**Work request:** Every record below should be printed exactly as given.

**Listed entries:**
***

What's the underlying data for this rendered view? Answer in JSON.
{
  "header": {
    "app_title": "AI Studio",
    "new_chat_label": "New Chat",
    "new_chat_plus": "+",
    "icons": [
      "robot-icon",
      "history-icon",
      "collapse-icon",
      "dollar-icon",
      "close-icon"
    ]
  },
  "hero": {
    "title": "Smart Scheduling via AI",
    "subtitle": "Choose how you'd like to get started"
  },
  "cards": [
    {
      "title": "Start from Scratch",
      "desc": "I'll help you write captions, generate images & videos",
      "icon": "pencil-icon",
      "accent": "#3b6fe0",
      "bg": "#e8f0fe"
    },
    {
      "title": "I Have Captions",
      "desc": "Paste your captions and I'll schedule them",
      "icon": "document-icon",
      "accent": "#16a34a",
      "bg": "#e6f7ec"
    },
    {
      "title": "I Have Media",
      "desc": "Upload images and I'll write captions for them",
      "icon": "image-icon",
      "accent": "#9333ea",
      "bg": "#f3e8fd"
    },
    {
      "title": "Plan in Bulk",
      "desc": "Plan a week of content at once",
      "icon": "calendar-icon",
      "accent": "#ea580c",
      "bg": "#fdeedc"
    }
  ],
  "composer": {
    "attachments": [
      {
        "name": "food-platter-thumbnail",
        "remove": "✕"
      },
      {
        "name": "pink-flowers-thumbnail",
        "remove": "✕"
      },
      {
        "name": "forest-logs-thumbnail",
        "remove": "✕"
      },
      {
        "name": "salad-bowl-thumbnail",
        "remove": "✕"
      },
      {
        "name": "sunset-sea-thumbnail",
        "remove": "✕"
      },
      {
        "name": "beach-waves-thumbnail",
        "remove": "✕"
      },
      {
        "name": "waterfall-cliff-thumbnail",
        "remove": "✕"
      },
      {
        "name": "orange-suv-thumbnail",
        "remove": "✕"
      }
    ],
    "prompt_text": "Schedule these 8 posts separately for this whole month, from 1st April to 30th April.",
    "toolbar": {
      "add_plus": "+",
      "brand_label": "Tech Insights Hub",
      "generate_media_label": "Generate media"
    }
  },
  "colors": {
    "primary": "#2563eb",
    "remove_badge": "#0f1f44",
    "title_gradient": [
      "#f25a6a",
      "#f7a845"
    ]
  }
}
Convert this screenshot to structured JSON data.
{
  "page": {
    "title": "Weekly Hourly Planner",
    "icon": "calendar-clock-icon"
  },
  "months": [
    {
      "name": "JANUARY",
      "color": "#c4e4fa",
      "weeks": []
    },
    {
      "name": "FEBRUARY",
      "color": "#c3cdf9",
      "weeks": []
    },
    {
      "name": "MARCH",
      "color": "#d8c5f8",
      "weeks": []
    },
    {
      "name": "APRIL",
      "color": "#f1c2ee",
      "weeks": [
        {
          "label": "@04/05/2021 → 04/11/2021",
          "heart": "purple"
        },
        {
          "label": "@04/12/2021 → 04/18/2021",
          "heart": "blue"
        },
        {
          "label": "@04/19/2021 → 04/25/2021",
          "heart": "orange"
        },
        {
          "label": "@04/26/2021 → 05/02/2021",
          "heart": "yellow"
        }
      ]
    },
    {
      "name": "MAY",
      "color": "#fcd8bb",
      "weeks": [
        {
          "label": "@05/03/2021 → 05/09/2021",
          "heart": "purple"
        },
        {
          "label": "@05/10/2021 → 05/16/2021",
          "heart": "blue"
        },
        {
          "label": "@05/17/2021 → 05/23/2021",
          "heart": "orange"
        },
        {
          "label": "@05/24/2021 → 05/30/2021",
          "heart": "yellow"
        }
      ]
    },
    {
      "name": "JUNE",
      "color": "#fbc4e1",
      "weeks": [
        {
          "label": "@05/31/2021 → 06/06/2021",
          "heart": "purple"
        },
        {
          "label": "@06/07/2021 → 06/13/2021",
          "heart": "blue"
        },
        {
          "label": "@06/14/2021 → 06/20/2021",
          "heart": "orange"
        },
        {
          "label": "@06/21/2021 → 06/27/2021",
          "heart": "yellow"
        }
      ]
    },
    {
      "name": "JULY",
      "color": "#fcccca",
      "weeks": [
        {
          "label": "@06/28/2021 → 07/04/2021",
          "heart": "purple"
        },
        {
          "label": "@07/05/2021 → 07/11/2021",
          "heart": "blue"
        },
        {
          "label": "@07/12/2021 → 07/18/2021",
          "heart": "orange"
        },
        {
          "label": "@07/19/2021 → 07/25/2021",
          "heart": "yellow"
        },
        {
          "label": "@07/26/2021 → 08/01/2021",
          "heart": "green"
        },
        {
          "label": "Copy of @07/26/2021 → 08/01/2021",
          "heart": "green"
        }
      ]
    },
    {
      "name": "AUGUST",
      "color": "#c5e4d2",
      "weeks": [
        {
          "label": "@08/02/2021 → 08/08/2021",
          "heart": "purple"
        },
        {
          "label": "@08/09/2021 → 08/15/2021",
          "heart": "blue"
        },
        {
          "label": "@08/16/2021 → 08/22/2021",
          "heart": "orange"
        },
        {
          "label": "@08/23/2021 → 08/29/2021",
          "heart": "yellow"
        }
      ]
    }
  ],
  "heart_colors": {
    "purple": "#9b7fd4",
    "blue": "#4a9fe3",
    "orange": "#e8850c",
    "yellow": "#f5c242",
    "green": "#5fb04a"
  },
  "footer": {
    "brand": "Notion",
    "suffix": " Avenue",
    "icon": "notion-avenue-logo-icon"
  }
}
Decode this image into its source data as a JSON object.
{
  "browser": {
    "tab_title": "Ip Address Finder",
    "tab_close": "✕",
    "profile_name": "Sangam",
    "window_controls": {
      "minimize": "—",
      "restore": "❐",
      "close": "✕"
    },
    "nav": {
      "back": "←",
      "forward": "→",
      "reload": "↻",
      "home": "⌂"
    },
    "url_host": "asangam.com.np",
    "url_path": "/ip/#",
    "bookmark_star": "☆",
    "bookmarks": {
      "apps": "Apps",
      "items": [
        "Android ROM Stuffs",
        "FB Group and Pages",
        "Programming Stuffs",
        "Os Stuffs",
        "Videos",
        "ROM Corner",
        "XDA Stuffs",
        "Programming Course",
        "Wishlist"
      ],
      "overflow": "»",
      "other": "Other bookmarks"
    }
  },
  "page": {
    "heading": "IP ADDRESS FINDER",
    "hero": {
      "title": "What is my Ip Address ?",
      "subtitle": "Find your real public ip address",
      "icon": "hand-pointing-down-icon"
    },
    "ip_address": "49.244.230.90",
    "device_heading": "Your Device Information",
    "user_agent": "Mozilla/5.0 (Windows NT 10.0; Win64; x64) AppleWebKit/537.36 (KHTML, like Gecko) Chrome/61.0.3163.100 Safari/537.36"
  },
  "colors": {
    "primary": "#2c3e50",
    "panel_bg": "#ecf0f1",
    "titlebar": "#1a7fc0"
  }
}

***

**Response to the exercise:**
What's the underlying data for this rendered view? Answer in JSON.
{
  "header": {
    "app_title": "AI Studio",
    "new_chat_label": "New Chat",
    "new_chat_plus": "+",
    "icons": [
      "robot-icon",
      "history-icon",
      "collapse-icon",
      "dollar-icon",
      "close-icon"
    ]
  },
  "hero": {
    "title": "Smart Scheduling via AI",
    "subtitle": "Choose how you'd like to get started"
  },
  "cards": [
    {
      "title": "Start from Scratch",
      "desc": "I'll help you write captions, generate images & videos",
      "icon": "pencil-icon",
      "accent": "#3b6fe0",
      "bg": "#e8f0fe"
    },
    {
      "title": "I Have Captions",
      "desc": "Paste your captions and I'll schedule them",
      "icon": "document-icon",
      "accent": "#16a34a",
      "bg": "#e6f7ec"
    },
    {
      "title": "I Have Media",
      "desc": "Upload images and I'll write captions for them",
      "icon": "image-icon",
      "accent": "#9333ea",
      "bg": "#f3e8fd"
    },
    {
      "title": "Plan in Bulk",
      "desc": "Plan a week of content at once",
      "icon": "calendar-icon",
      "accent": "#ea580c",
      "bg": "#fdeedc"
    }
  ],
  "composer": {
    "attachments": [
      {
        "name": "food-platter-thumbnail",
        "remove": "✕"
      },
      {
        "name": "pink-flowers-thumbnail",
        "remove": "✕"
      },
      {
        "name": "forest-logs-thumbnail",
        "remove": "✕"
      },
      {
        "name": "salad-bowl-thumbnail",
        "remove": "✕"
      },
      {
        "name": "sunset-sea-thumbnail",
        "remove": "✕"
      },
      {
        "name": "beach-waves-thumbnail",
        "remove": "✕"
      },
      {
        "name": "waterfall-cliff-thumbnail",
        "remove": "✕"
      },
      {
        "name": "orange-suv-thumbnail",
        "remove": "✕"
      }
    ],
    "prompt_text": "Schedule these 8 posts separately for this whole month, from 1st April to 30th April.",
    "toolbar": {
      "add_plus": "+",
      "brand_label": "Tech Insights Hub",
      "generate_media_label": "Generate media"
    }
  },
  "colors": {
    "primary": "#2563eb",
    "remove_badge": "#0f1f44",
    "title_gradient": [
      "#f25a6a",
      "#f7a845"
    ]
  }
}
Convert this screenshot to structured JSON data.
{
  "page": {
    "title": "Weekly Hourly Planner",
    "icon": "calendar-clock-icon"
  },
  "months": [
    {
      "name": "JANUARY",
      "color": "#c4e4fa",
      "weeks": []
    },
    {
      "name": "FEBRUARY",
      "color": "#c3cdf9",
      "weeks": []
    },
    {
      "name": "MARCH",
      "color": "#d8c5f8",
      "weeks": []
    },
    {
      "name": "APRIL",
      "color": "#f1c2ee",
      "weeks": [
        {
          "label": "@04/05/2021 → 04/11/2021",
          "heart": "purple"
        },
        {
          "label": "@04/12/2021 → 04/18/2021",
          "heart": "blue"
        },
        {
          "label": "@04/19/2021 → 04/25/2021",
          "heart": "orange"
        },
        {
          "label": "@04/26/2021 → 05/02/2021",
          "heart": "yellow"
        }
      ]
    },
    {
      "name": "MAY",
      "color": "#fcd8bb",
      "weeks": [
        {
          "label": "@05/03/2021 → 05/09/2021",
          "heart": "purple"
        },
        {
          "label": "@05/10/2021 → 05/16/2021",
          "heart": "blue"
        },
        {
          "label": "@05/17/2021 → 05/23/2021",
          "heart": "orange"
        },
        {
          "label": "@05/24/2021 → 05/30/2021",
          "heart": "yellow"
        }
      ]
    },
    {
      "name": "JUNE",
      "color": "#fbc4e1",
      "weeks": [
        {
          "label": "@05/31/2021 → 06/06/2021",
          "heart": "purple"
        },
        {
          "label": "@06/07/2021 → 06/13/2021",
          "heart": "blue"
        },
        {
          "label": "@06/14/2021 → 06/20/2021",
          "heart": "orange"
        },
        {
          "label": "@06/21/2021 → 06/27/2021",
          "heart": "yellow"
        }
      ]
    },
    {
      "name": "JULY",
      "color": "#fcccca",
      "weeks": [
        {
          "label": "@06/28/2021 → 07/04/2021",
          "heart": "purple"
        },
        {
          "label": "@07/05/2021 → 07/11/2021",
          "heart": "blue"
        },
        {
          "label": "@07/12/2021 → 07/18/2021",
          "heart": "orange"
        },
        {
          "label": "@07/19/2021 → 07/25/2021",
          "heart": "yellow"
        },
        {
          "label": "@07/26/2021 → 08/01/2021",
          "heart": "green"
        },
        {
          "label": "Copy of @07/26/2021 → 08/01/2021",
          "heart": "green"
        }
      ]
    },
    {
      "name": "AUGUST",
      "color": "#c5e4d2",
      "weeks": [
        {
          "label": "@08/02/2021 → 08/08/2021",
          "heart": "purple"
        },
        {
          "label": "@08/09/2021 → 08/15/2021",
          "heart": "blue"
        },
        {
          "label": "@08/16/2021 → 08/22/2021",
          "heart": "orange"
        },
        {
          "label": "@08/23/2021 → 08/29/2021",
          "heart": "yellow"
        }
      ]
    }
  ],
  "heart_colors": {
    "purple": "#9b7fd4",
    "blue": "#4a9fe3",
    "orange": "#e8850c",
    "yellow": "#f5c242",
    "green": "#5fb04a"
  },
  "footer": {
    "brand": "Notion",
    "suffix": " Avenue",
    "icon": "notion-avenue-logo-icon"
  }
}
Decode this image into its source data as a JSON object.
{
  "browser": {
    "tab_title": "Ip Address Finder",
    "tab_close": "✕",
    "profile_name": "Sangam",
    "window_controls": {
      "minimize": "—",
      "restore": "❐",
      "close": "✕"
    },
    "nav": {
      "back": "←",
      "forward": "→",
      "reload": "↻",
      "home": "⌂"
    },
    "url_host": "asangam.com.np",
    "url_path": "/ip/#",
    "bookmark_star": "☆",
    "bookmarks": {
      "apps": "Apps",
      "items": [
        "Android ROM Stuffs",
        "FB Group and Pages",
        "Programming Stuffs",
        "Os Stuffs",
        "Videos",
        "ROM Corner",
        "XDA Stuffs",
        "Programming Course",
        "Wishlist"
      ],
      "overflow": "»",
      "other": "Other bookmarks"
    }
  },
  "page": {
    "heading": "IP ADDRESS FINDER",
    "hero": {
      "title": "What is my Ip Address ?",
      "subtitle": "Find your real public ip address",
      "icon": "hand-pointing-down-icon"
    },
    "ip_address": "49.244.230.90",
    "device_heading": "Your Device Information",
    "user_agent": "Mozilla/5.0 (Windows NT 10.0; Win64; x64) AppleWebKit/537.36 (KHTML, like Gecko) Chrome/61.0.3163.100 Safari/537.36"
  },
  "colors": {
    "primary": "#2c3e50",
    "panel_bg": "#ecf0f1",
    "titlebar": "#1a7fc0"
  }
}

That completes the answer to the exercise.